Katie started full-time daycare last week. For the most part, she loves "school," and looks forward to going. Her first day was reported to have gone "amazingly well," with no tears or sadness. She ate well, napped well, played well, and wasn't even excited to see Geoff when he came to pick her up. As the week went on, though, it seemed to get a little harder. She was thrilled to see Geoff on Tuesday, and both of us on Wednesday. On Thursday and Friday, when Geoff dropped her off, she cried and said she wanted to stay with Daddy, but was fine the rest of the day. Her daycare was closed on Columbus Day, and when we drove past it on the way home from lunch, she yelled, "My school! That's my school! Look, mommy daddy, my school!" Today, again, she cried when Geoff left her there. I'm sure she has been fine the rest of the day.
I am sure, in so many ways, that she is doing just fine.

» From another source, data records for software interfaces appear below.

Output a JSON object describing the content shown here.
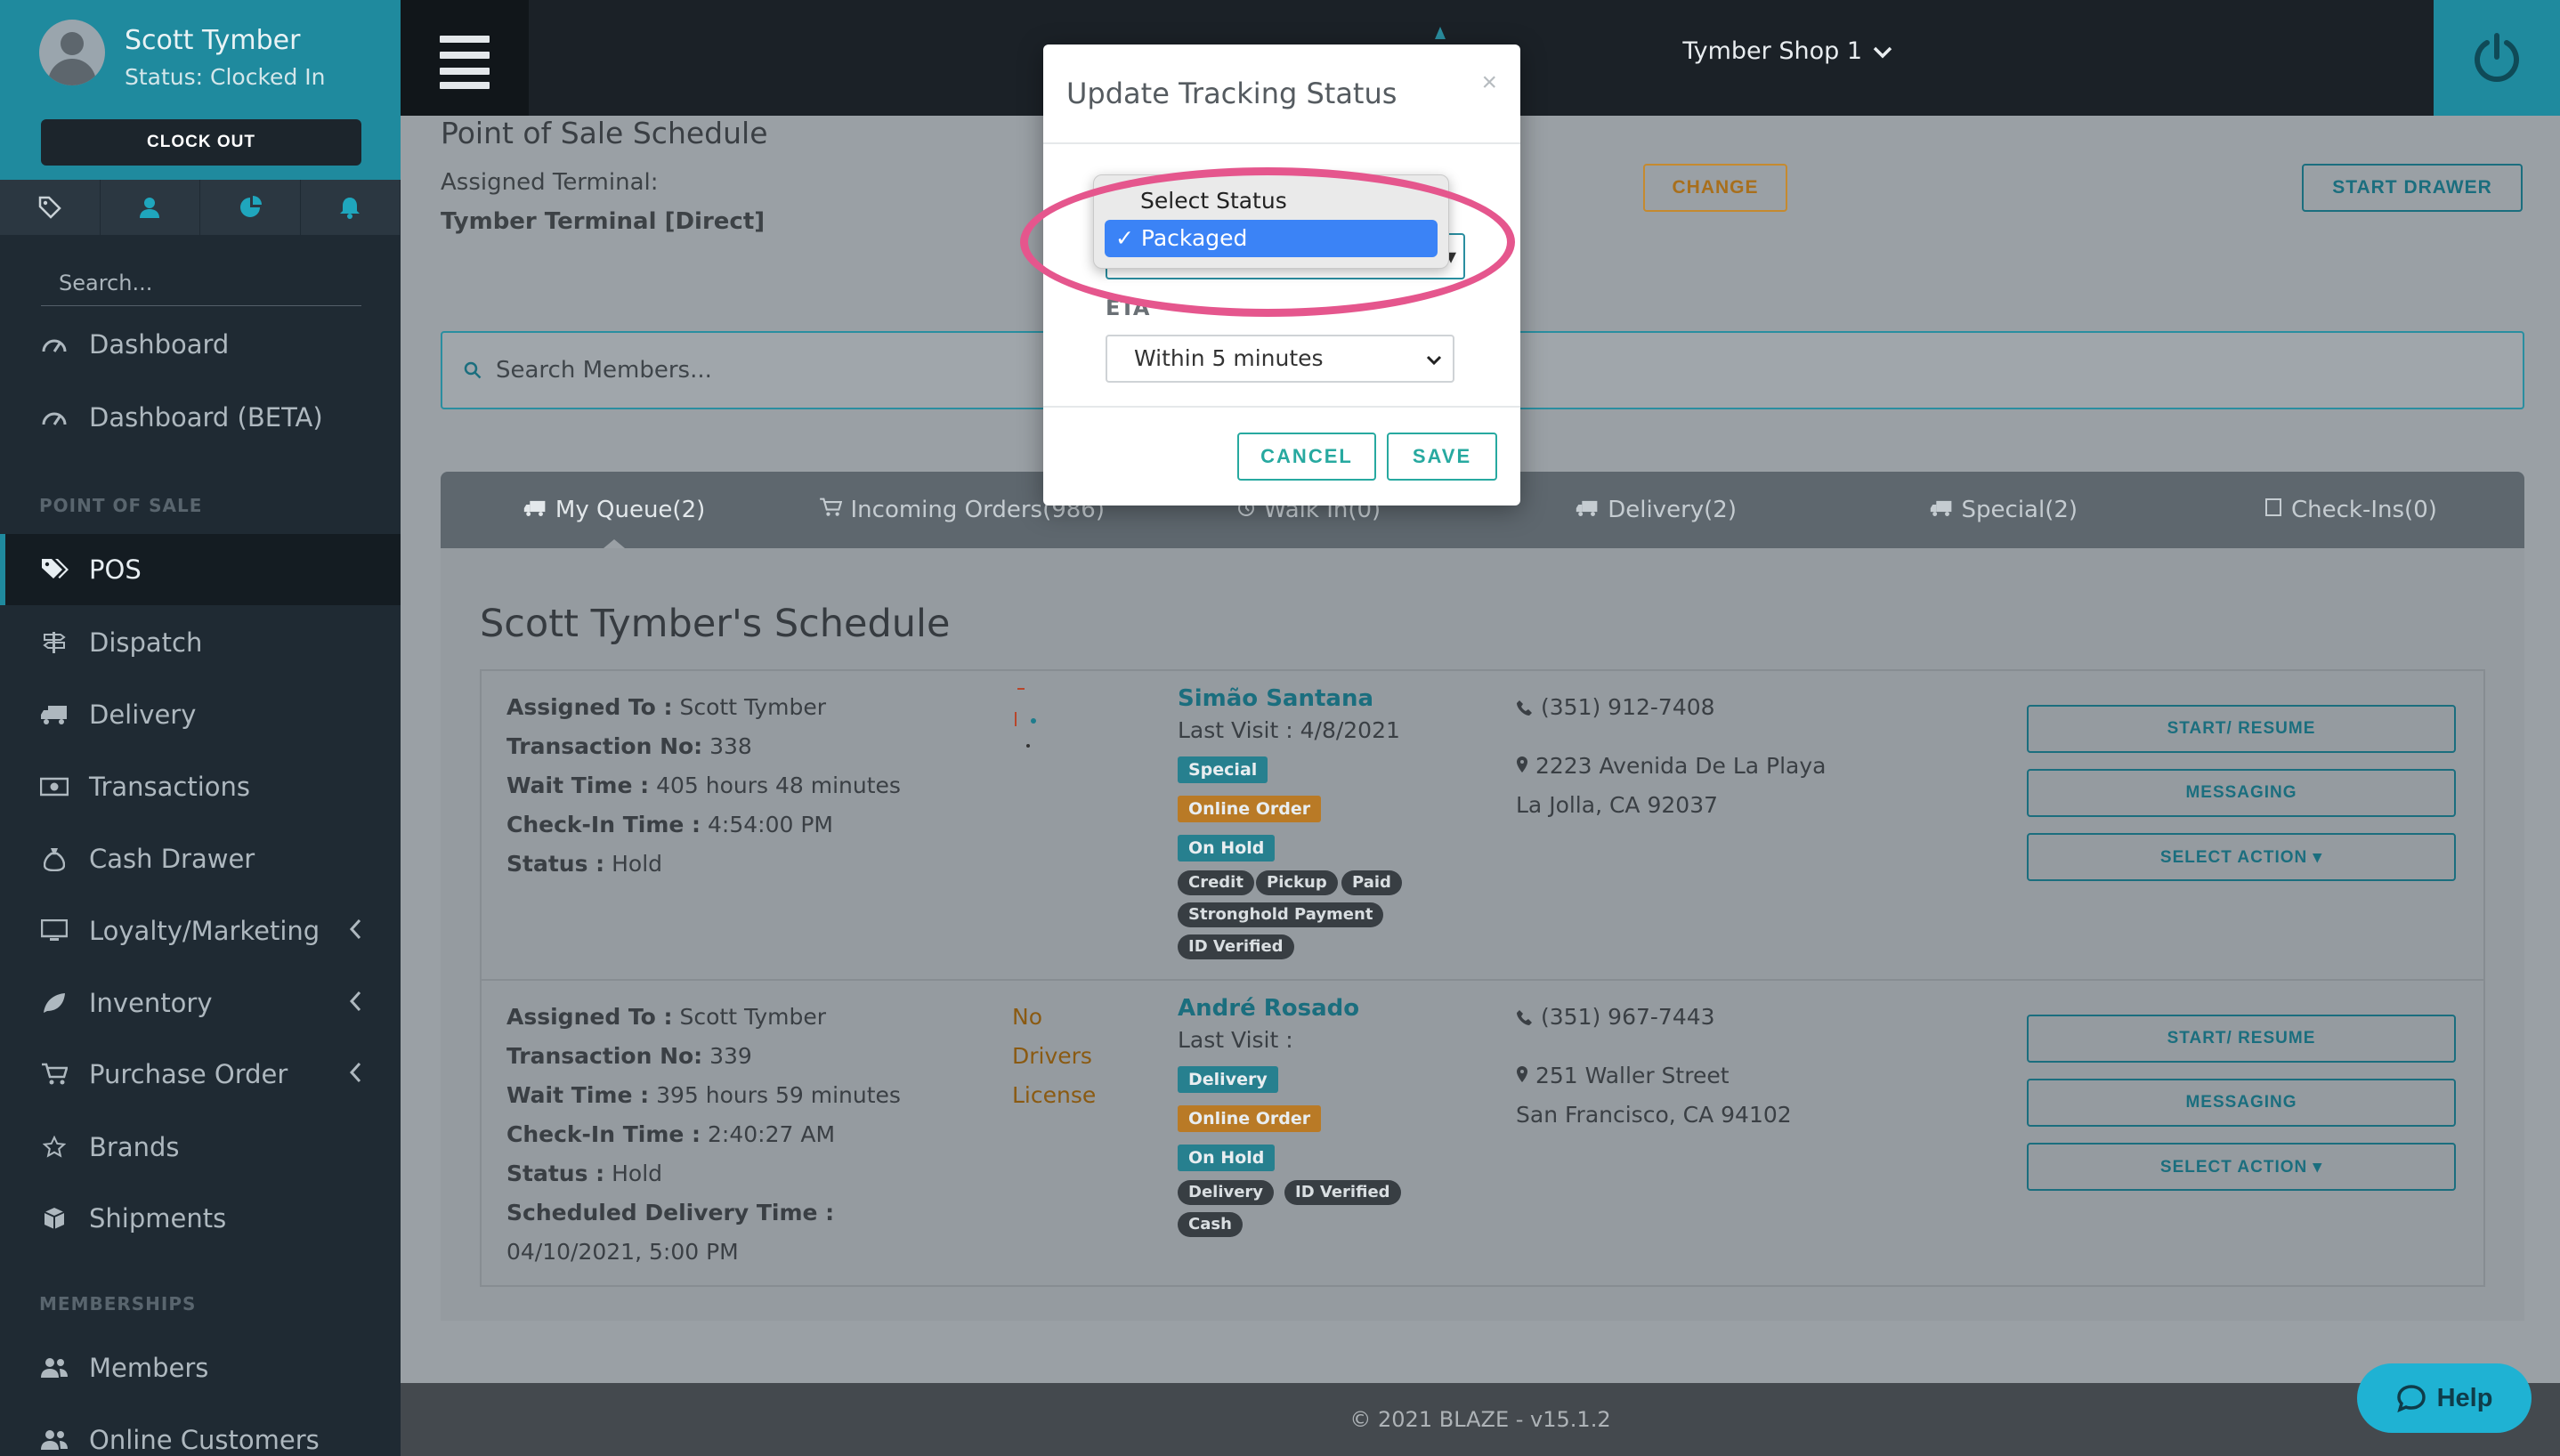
{
  "user": {
    "name": "Scott Tymber",
    "status": "Status: Clocked In",
    "clockout_label": "CLOCK OUT"
  },
  "sidebar": {
    "search_placeholder": "Search...",
    "sections": {
      "pos": "POINT OF SALE",
      "memberships": "MEMBERSHIPS"
    },
    "items": [
      {
        "label": "Dashboard"
      },
      {
        "label": "Dashboard (BETA)"
      },
      {
        "label": "POS"
      },
      {
        "label": "Dispatch"
      },
      {
        "label": "Delivery"
      },
      {
        "label": "Transactions"
      },
      {
        "label": "Cash Drawer"
      },
      {
        "label": "Loyalty/Marketing"
      },
      {
        "label": "Inventory"
      },
      {
        "label": "Purchase Order"
      },
      {
        "label": "Brands"
      },
      {
        "label": "Shipments"
      },
      {
        "label": "Members"
      },
      {
        "label": "Online Customers"
      }
    ]
  },
  "topbar": {
    "shop": "Tymber Shop 1"
  },
  "page": {
    "title": "Point of Sale Schedule",
    "terminal_label": "Assigned Terminal:",
    "terminal_value": "Tymber Terminal [Direct]",
    "change_label": "CHANGE",
    "start_drawer_label": "START DRAWER",
    "search_placeholder": "Search Members..."
  },
  "tabs": [
    {
      "label": "My Queue(2)"
    },
    {
      "label": "Incoming Orders(986)"
    },
    {
      "label": "Walk In(0)"
    },
    {
      "label": "Delivery(2)"
    },
    {
      "label": "Special(2)"
    },
    {
      "label": "Check-Ins(0)"
    }
  ],
  "schedule": {
    "title": "Scott Tymber's Schedule",
    "field_labels": {
      "assigned": "Assigned To :",
      "txn": "Transaction No:",
      "wait": "Wait Time :",
      "checkin": "Check-In Time :",
      "status": "Status :",
      "scheduled": "Scheduled Delivery Time :"
    },
    "rows": [
      {
        "assigned": "Scott Tymber",
        "txn": "338",
        "wait": "405 hours 48 minutes",
        "checkin": "4:54:00 PM",
        "status": "Hold",
        "customer": "Simão Santana",
        "last_visit": "Last Visit : 4/8/2021",
        "badges": [
          "Special",
          "Online Order",
          "On Hold"
        ],
        "pills": [
          "Credit",
          "Pickup",
          "Paid",
          "Stronghold Payment",
          "ID Verified"
        ],
        "phone": "(351) 912-7408",
        "addr1": "2223 Avenida De La Playa",
        "addr2": "La Jolla, CA 92037"
      },
      {
        "assigned": "Scott Tymber",
        "txn": "339",
        "wait": "395 hours 59 minutes",
        "checkin": "2:40:27 AM",
        "status": "Hold",
        "scheduled": "04/10/2021, 5:00 PM",
        "no_drivers": [
          "No",
          "Drivers",
          "License"
        ],
        "customer": "André Rosado",
        "last_visit": "Last Visit :",
        "badges": [
          "Delivery",
          "Online Order",
          "On Hold"
        ],
        "pills": [
          "Delivery",
          "ID Verified",
          "Cash"
        ],
        "phone": "(351) 967-7443",
        "addr1": "251 Waller Street",
        "addr2": "San Francisco, CA 94102"
      }
    ],
    "actions": {
      "start": "START/ RESUME",
      "messaging": "MESSAGING",
      "select": "SELECT ACTION ▾"
    }
  },
  "footer": "© 2021 BLAZE - v15.1.2",
  "help_label": "Help",
  "modal": {
    "title": "Update Tracking Status",
    "close": "×",
    "status_options": [
      "Select Status",
      "Packaged"
    ],
    "selected_status": "✓ Packaged",
    "eta_label": "ETA",
    "eta_value": "Within 5 minutes",
    "cancel_label": "CANCEL",
    "save_label": "SAVE"
  },
  "colors": {
    "brand": "#1f8a9e",
    "highlight": "#e5568d",
    "selected": "#3b83f6"
  }
}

It is no mystery to me why my sadness over not getting pregnant has gotten more intense in the past week or so. My little girl is growing up. (I could be biased, but I think she would be an absolutely fantastic older sister.)

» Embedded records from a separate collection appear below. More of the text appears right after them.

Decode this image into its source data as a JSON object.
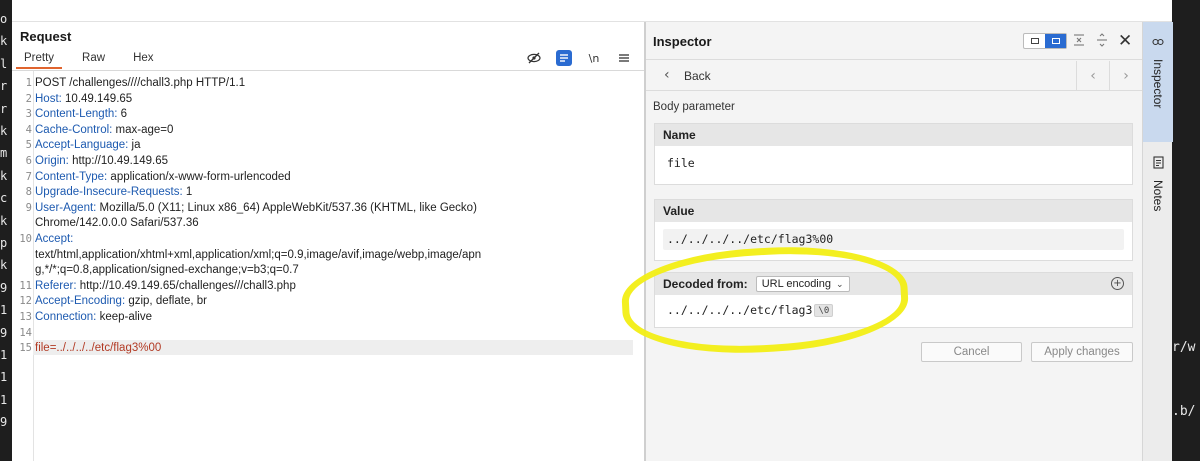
{
  "terminal_left": [
    "o",
    "k",
    "l",
    "r",
    "r",
    "k",
    "m",
    "k",
    "c",
    "k",
    "p",
    "k",
    "9",
    "1",
    "9",
    "1",
    "1",
    "1",
    "9"
  ],
  "terminal_right": [
    "r/w",
    ".b/"
  ],
  "request": {
    "title": "Request",
    "tabs": [
      {
        "label": "Pretty",
        "active": true
      },
      {
        "label": "Raw",
        "active": false
      },
      {
        "label": "Hex",
        "active": false
      }
    ],
    "tools": {
      "newline_label": "\\n"
    },
    "lines": [
      {
        "n": "1",
        "key": "",
        "value": "POST /challenges////chall3.php HTTP/1.1"
      },
      {
        "n": "2",
        "key": "Host:",
        "value": " 10.49.149.65"
      },
      {
        "n": "3",
        "key": "Content-Length:",
        "value": " 6"
      },
      {
        "n": "4",
        "key": "Cache-Control:",
        "value": " max-age=0"
      },
      {
        "n": "5",
        "key": "Accept-Language:",
        "value": " ja"
      },
      {
        "n": "6",
        "key": "Origin:",
        "value": " http://10.49.149.65"
      },
      {
        "n": "7",
        "key": "Content-Type:",
        "value": " application/x-www-form-urlencoded"
      },
      {
        "n": "8",
        "key": "Upgrade-Insecure-Requests:",
        "value": " 1"
      },
      {
        "n": "9",
        "key": "User-Agent:",
        "value": " Mozilla/5.0 (X11; Linux x86_64) AppleWebKit/537.36 (KHTML, like Gecko)"
      },
      {
        "n": "",
        "key": "",
        "value": "Chrome/142.0.0.0 Safari/537.36"
      },
      {
        "n": "10",
        "key": "Accept:",
        "value": ""
      },
      {
        "n": "",
        "key": "",
        "value": "text/html,application/xhtml+xml,application/xml;q=0.9,image/avif,image/webp,image/apn"
      },
      {
        "n": "",
        "key": "",
        "value": "g,*/*;q=0.8,application/signed-exchange;v=b3;q=0.7"
      },
      {
        "n": "11",
        "key": "Referer:",
        "value": " http://10.49.149.65/challenges///chall3.php"
      },
      {
        "n": "12",
        "key": "Accept-Encoding:",
        "value": " gzip, deflate, br"
      },
      {
        "n": "13",
        "key": "Connection:",
        "value": " keep-alive"
      },
      {
        "n": "14",
        "key": "",
        "value": ""
      },
      {
        "n": "15",
        "key": "",
        "value": "file=../../../../etc/flag3%00"
      }
    ]
  },
  "inspector": {
    "title": "Inspector",
    "back_label": "Back",
    "section_label": "Body parameter",
    "name_header": "Name",
    "name_value": "file",
    "value_header": "Value",
    "value_value": "../../../../etc/flag3%00",
    "decoded_header": "Decoded from:",
    "encoding_selected": "URL encoding",
    "decoded_value": "../../../../etc/flag3",
    "null_badge": "\\0",
    "cancel_label": "Cancel",
    "apply_label": "Apply changes"
  },
  "rail": {
    "tabs": [
      {
        "label": "Inspector",
        "active": true
      },
      {
        "label": "Notes",
        "active": false
      }
    ]
  },
  "colors": {
    "accent_tab": "#e0642e",
    "header_key": "#1d5ab0",
    "body_param": "#b23a24",
    "toggle_blue": "#2a6bd1",
    "highlight": "#f2ee14"
  }
}
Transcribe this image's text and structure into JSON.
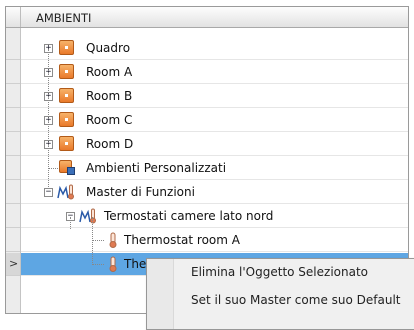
{
  "header": {
    "title": "AMBIENTI"
  },
  "tree": {
    "quadro": "Quadro",
    "room_a": "Room A",
    "room_b": "Room B",
    "room_c": "Room C",
    "room_d": "Room D",
    "custom": "Ambienti Personalizzati",
    "master": "Master di Funzioni",
    "termostati": "Termostati camere lato nord",
    "thermo_a": "Thermostat room A",
    "thermo_b_partial": "The"
  },
  "gutter": {
    "current_row_marker": ">"
  },
  "context_menu": {
    "items": [
      "Elimina l'Oggetto Selezionato",
      "Set il suo Master come suo Default"
    ]
  },
  "colors": {
    "selection": "#5ea6e3",
    "room_icon": "#e9792a",
    "menu_bg": "#f0f0f0"
  },
  "icons": {
    "expand": "plus-box",
    "collapse": "minus-box",
    "room": "orange-square",
    "custom": "orange-square-with-pencil",
    "master": "thermometer-group",
    "thermostat": "thermometer"
  }
}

I have asked Katie whether she would like for us to have a baby, a sister or brother for her. She always says yes. My brother and his girlfriend Frankie are expecting a baby girl in mid-February, and we met them at the beach this past Sunday. I've told Katie that their baby will be her first first cousin. At the beach, Frankie lay on her back for a little while with her tshirt pulled up to expose her belly. She feels the baby move around a lot now, and Josh has felt her move, too. We stood there for a few minutes, watching Frankie's belly. "Forgive us for staring at your belly," I said, smiling at her. She laughed; she didn't seem to mind.
Our latest baby-making failure made itself known on Sunday. I wasn't really surprised, since the pregnancy test I'd taken early had been negative, but I cried anyway.

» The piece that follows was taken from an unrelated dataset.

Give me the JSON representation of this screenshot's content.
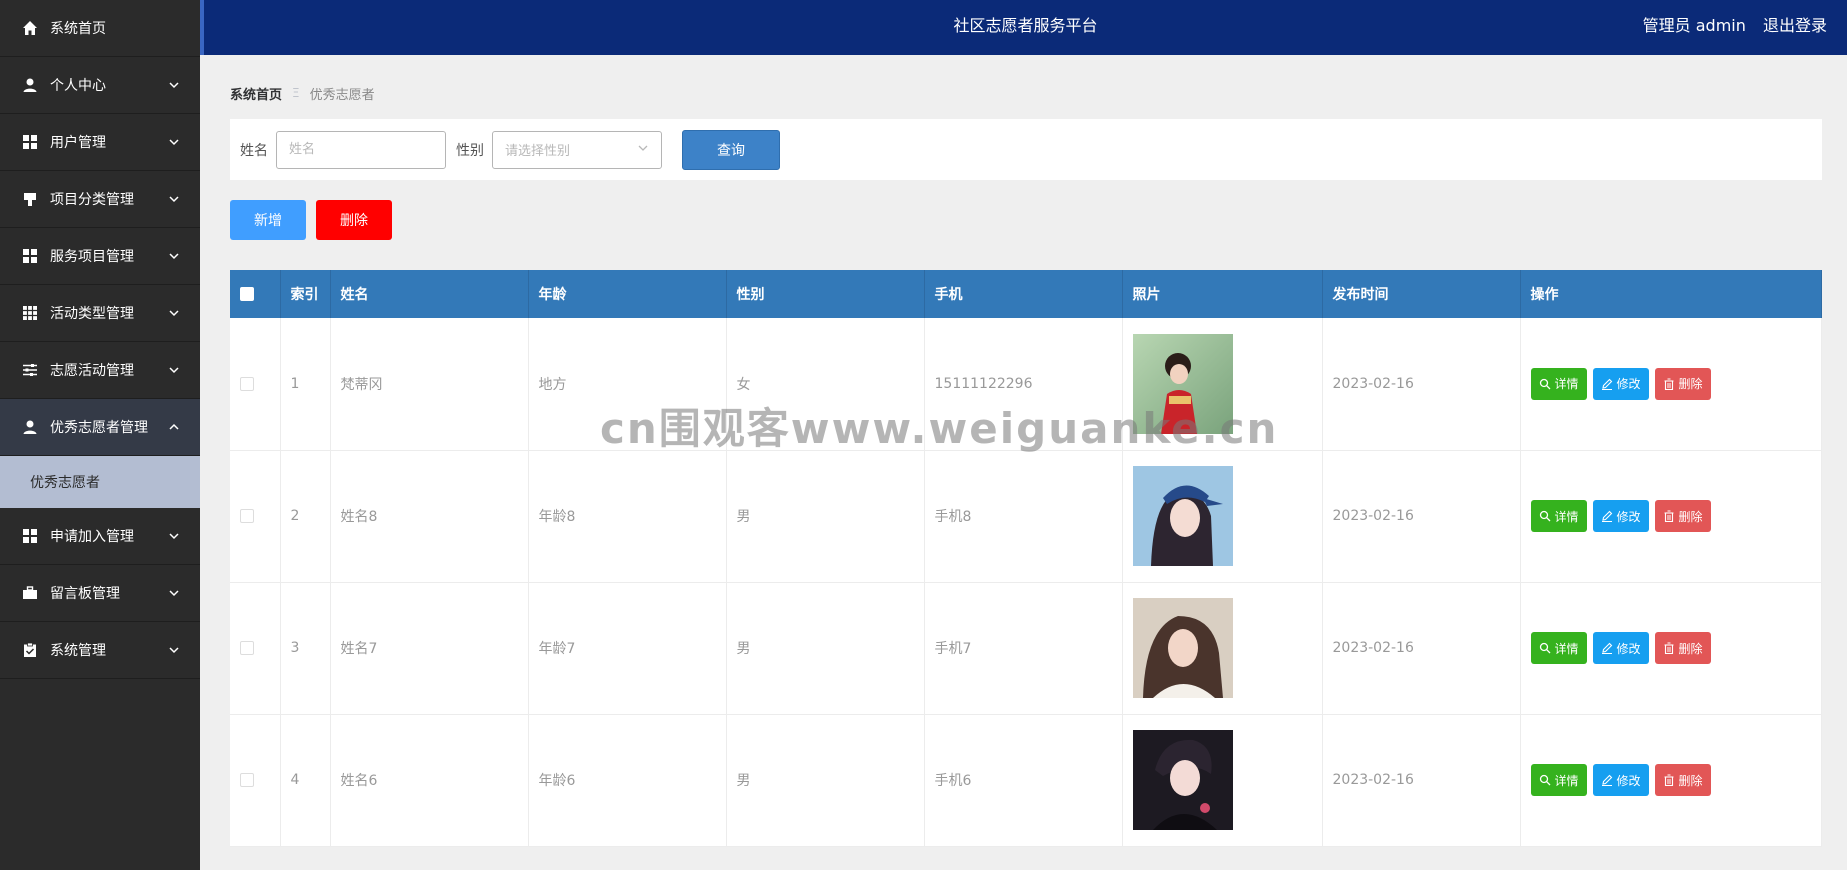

Last night Katie was fighting bedtime, the way she does more and more often lately. I got frustrated, and I told her so. Katie looked at me and moved toward me. "You have a baby, Mommy," Katie said. "You have a baby in your belly."
"No, sweetie, I don't," I said.
"Yes, you do, Mommy. You have a baby in there. Getting bigger and bigger." She stood there looking at me, her hand on my belly, patting it.
"No, Katie, there is no baby in my belly." I picked her up and looked into her face and tried to smile like I meant it. "But you grew in there," I told her. "You were in there, and you got bigger and bigger and bigger. You used to be my little baby."
She nodded, and she relaxed her body against mine. We rocked. We turned out the light. We sang. We hugged her. We kissed her. We put her to bed.
I don't know how to wrap this up. I am doing all right. There are lots and lots of things in my life that are wonderful; there are so many things to be grateful for, as I told Geoff the other day when I was especially sad. It's just that right now, lately, there have been some big things that I'm sad about, too. I'm just trying to go with the flow, letting myself feel how I feel, figuring it out as I go.
I don't pray only for others. The other day, I was driving in the car, feeling sad, and I prayed for myself. I don't really believe in praying for the specific outcomes that I want; it is clear that the world isn't fair, and that bad things happen to the best people. It doesn't make any sense to me that I would get something just because I wanted it, or that I could make a bargain with my life that would earn me something I'm yearning for. So the other day, I drove and I cried and I prayed something more like this:
Let me be open, to whatever happens. Let me love. Let me feel. Let me see. Let me appreciate what I have. Let me understand as much as I can. Let me live with grace and humor. Let me do my best. Let me find my own peace.
It's a good prayer, I think, because it stands alone, valuable whether or not any God hears it or answers it. I'm also praying to myself.